GUANGZHOU, China (Reuters) – Coronavirus has disrupted supply chains and demand across the global economy, but it is the prospect of Europe becoming a victim of the US-China technological war that keeps the President of the European Chamber in China " awake "night".
PHOTO: Chinese and American flags flutter near the Bund, before the U.S. trade delegation meets its Chinese colleagues for talks in Shanghai, China, July 30, 2019. REUTERS / Aly Song
"When two elephants dance, it is difficult to stay out and not be impacted," said Jörg Wuttke, who is also the main representative in China for German petrochemical giant BASF.
China is starting to recover from the coronavirus that was first identified in the central city of Wuhan in December, before spreading worldwide, infecting more than 8.3 million people.

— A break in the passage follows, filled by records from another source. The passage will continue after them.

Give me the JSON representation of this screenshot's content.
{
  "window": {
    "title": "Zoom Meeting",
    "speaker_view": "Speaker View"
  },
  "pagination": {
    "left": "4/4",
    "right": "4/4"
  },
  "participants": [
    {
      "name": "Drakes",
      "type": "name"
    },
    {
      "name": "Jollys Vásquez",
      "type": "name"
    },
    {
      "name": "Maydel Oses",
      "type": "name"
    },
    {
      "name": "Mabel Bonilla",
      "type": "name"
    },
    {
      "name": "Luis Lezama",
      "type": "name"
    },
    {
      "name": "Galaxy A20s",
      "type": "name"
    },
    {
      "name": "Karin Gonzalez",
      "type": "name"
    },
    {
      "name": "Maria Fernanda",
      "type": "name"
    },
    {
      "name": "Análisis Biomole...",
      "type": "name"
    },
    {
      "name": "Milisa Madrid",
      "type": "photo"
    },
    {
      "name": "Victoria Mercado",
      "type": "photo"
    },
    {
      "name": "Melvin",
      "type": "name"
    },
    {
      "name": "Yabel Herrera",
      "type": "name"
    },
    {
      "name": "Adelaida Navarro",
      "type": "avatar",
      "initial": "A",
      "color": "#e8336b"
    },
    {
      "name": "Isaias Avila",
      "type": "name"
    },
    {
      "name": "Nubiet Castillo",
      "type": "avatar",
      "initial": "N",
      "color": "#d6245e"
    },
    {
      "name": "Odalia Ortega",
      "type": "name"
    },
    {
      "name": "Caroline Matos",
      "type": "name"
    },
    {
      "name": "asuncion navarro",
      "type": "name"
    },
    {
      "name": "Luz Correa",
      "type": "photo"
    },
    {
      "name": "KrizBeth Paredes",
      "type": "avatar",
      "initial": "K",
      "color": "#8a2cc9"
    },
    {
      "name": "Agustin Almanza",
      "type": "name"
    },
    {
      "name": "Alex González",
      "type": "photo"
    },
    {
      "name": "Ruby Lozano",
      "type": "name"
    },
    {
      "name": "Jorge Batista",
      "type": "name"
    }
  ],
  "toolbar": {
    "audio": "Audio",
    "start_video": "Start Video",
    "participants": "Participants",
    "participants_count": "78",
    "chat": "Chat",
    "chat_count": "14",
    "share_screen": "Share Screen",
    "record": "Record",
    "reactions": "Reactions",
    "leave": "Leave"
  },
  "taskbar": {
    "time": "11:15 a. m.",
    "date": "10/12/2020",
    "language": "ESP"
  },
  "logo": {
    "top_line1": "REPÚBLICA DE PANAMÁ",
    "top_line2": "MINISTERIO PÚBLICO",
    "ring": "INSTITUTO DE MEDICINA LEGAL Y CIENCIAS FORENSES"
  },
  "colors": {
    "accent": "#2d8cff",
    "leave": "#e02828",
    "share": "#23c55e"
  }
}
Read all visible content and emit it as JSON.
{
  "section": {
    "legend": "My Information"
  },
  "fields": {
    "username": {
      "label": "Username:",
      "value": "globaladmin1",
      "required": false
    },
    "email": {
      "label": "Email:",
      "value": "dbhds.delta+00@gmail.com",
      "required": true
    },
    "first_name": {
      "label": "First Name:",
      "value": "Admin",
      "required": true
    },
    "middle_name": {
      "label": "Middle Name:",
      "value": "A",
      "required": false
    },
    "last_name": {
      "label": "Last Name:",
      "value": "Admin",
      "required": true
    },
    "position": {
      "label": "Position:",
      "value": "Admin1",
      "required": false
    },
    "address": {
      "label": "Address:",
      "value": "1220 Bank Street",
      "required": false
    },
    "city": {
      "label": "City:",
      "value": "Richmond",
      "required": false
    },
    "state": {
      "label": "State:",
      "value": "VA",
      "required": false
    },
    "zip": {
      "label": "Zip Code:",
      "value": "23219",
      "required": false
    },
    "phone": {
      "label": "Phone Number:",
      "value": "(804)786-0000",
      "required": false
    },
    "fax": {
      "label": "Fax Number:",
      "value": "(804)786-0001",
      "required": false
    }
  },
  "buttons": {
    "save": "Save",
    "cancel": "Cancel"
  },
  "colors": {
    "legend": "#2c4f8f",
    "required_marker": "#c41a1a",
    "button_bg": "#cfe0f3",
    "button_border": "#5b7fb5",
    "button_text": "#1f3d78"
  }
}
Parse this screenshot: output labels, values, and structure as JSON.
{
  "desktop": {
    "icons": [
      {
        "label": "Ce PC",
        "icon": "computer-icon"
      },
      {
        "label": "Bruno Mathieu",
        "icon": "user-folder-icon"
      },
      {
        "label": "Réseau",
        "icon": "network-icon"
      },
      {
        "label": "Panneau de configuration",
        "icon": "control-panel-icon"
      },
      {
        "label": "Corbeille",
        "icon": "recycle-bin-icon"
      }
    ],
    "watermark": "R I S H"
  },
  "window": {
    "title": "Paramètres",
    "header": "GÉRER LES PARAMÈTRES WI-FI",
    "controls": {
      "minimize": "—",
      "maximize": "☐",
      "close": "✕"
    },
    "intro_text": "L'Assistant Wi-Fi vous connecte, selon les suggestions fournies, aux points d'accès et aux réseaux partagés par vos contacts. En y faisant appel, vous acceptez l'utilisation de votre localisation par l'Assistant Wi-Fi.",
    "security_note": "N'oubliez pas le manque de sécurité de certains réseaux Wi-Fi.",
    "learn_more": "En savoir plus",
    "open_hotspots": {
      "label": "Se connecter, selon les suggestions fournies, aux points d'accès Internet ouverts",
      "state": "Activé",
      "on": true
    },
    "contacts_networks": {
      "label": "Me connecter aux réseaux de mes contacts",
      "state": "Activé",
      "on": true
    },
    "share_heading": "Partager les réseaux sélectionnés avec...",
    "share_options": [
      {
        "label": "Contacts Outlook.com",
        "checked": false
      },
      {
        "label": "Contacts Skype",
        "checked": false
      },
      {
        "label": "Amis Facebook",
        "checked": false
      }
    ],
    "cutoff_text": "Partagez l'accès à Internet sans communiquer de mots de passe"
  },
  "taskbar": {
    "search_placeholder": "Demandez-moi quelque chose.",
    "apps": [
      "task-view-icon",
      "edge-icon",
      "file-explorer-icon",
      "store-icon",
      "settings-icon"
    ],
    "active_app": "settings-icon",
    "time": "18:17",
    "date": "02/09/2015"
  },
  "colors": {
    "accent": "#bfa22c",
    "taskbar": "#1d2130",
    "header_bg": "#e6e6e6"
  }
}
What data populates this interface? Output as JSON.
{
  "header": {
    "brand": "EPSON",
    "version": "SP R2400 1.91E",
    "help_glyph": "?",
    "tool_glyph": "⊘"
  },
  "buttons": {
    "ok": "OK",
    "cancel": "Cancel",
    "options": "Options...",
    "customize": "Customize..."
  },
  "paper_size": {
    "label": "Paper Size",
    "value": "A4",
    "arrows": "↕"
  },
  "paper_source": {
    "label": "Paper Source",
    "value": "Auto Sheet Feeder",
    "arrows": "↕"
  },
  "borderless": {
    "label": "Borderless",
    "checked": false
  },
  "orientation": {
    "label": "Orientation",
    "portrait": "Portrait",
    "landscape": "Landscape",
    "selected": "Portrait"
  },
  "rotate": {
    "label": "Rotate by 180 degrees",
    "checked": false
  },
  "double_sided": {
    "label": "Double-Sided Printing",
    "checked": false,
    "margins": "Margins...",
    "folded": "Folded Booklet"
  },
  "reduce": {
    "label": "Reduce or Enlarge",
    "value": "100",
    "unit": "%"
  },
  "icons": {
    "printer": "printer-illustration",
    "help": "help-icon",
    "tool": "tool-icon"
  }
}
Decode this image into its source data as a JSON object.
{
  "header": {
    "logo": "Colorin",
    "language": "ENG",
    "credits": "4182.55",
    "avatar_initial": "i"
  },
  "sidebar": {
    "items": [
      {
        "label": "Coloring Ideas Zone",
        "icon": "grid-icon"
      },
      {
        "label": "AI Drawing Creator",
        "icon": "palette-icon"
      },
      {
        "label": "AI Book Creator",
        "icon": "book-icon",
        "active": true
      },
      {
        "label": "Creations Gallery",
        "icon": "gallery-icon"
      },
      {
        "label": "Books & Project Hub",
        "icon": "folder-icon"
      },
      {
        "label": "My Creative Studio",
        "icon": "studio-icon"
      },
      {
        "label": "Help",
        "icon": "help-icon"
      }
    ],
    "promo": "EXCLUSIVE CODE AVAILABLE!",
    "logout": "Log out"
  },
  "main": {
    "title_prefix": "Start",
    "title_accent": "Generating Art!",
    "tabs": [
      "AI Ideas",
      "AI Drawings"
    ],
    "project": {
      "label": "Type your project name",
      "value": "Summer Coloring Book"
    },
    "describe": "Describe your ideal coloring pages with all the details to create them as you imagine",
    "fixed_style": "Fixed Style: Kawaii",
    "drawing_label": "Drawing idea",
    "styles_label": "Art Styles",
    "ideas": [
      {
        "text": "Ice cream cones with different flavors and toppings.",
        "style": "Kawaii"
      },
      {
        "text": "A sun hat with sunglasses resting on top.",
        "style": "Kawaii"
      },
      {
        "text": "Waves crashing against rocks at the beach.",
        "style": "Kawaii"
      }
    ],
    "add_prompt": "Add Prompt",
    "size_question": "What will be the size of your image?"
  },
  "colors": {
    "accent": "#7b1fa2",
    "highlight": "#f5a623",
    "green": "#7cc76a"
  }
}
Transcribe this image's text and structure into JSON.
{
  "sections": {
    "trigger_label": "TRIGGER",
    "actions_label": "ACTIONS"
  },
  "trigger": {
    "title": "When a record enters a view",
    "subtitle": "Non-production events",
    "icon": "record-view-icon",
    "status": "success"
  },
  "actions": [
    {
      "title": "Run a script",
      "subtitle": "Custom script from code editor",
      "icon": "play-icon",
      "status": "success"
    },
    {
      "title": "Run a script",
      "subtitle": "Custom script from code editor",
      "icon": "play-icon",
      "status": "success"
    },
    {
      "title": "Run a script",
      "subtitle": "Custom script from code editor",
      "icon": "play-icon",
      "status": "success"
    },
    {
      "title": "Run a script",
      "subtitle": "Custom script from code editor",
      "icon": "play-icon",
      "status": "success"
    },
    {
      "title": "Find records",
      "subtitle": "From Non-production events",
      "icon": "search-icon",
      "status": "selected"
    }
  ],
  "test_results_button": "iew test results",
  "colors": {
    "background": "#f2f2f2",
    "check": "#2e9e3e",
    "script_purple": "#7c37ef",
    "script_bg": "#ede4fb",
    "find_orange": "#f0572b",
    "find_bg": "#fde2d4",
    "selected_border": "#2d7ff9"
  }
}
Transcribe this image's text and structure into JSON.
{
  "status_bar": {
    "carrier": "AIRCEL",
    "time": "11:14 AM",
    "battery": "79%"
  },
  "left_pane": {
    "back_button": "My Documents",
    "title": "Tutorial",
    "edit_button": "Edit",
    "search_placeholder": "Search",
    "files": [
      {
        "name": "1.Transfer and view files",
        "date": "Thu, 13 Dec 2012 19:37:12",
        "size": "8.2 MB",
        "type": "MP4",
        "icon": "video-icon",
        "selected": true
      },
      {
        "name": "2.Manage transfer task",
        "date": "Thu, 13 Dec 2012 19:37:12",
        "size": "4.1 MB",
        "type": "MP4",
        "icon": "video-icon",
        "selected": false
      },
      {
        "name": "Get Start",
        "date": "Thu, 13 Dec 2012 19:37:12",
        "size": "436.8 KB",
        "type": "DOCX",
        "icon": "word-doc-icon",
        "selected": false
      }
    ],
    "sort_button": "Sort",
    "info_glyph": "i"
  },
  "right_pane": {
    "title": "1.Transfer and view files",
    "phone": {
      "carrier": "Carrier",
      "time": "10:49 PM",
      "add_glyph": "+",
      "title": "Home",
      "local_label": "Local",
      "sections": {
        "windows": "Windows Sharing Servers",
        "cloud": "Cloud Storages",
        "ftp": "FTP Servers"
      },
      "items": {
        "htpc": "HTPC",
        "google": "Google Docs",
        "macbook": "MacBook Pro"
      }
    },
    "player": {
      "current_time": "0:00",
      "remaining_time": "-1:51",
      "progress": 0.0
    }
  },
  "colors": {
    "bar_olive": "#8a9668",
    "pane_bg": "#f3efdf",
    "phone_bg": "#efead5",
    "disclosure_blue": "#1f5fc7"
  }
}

Fear of a second wave increased after an outbreak in Beijing last week.
But coronavirus is "a challenge that I think can be tackled," said Wuttke in a video link from his home in Beijing.
He was supposed to participate in the launch of a trustworthy survey of the chamber chapter in southern China in Guangzhou, but was left out due to the resurgence of coronavirus in the capital.
European companies are currently "sailing in the dark" due to the uncertainty brought about by the virus, Wuttke said.
But nevertheless, he sees being caught in the crossfire between the United States and China as a long-term threat.
"When it comes to the type of US-China trade war, the technological war that is going on, the possibility of a financial war, is something that will be more lasting, more damaging and definitely brings enormous uncertainty," he said.
"We have a total dependence on American semiconductors, as well as China," he said. "We also have a huge market here (in China).
"The final concern, of course, is if the US or China turns to us and then says," Please make a choice – are you going with us or against us? "
The United States put Huawei China’s HWT.UL’s Huawei Technologies Co. Ltd on a commercial blacklist in May 2019, citing national security concerns, and Commerce Secretary Wilbur Ross said on Wednesday that those concerns remain, especially above 5G.
The move effectively banned American companies from doing business with the world's largest manufacturer of telecommunications network equipment and escalated a trade battle between the world's two largest economies.
Wuttke said that despite years of lobbying, European companies continue to face an unfair playing field in China, also in emerging technological fields like 5G.
"Ericsson is taking orders (in the Middle East), Africa and Asia and, of course, in Europe it is competing with Huawei head-on," he said.
"But they really can not compete here, which obviously brings a big disadvantage, because China represents 50% of 5G possible market."
The South China trade confidence survey found little appetite for its members to leave the region, where they enjoy close access to industrial supply chains, with 88% saying they had no plans to move in the next three years.
However, the broader trust poll also found that 44% of respondents expect the regulatory environment to worsen over the next five years.
Wuttke explained that the apparent contradiction is due to companies that remain confident of growth opportunities in China, which his company expects to account for 30% of global growth in the next decade by a conservative estimate.
"We want to be part of this program, we want to be part of this growth model," he said.
Southern China also continues to offer the best environment for foreign companies to operate, explained George Lau, deputy mayor and general manager of TÜV Rheinland, a certification company.
Reporting by David Kirton; Editing by Nick Macfie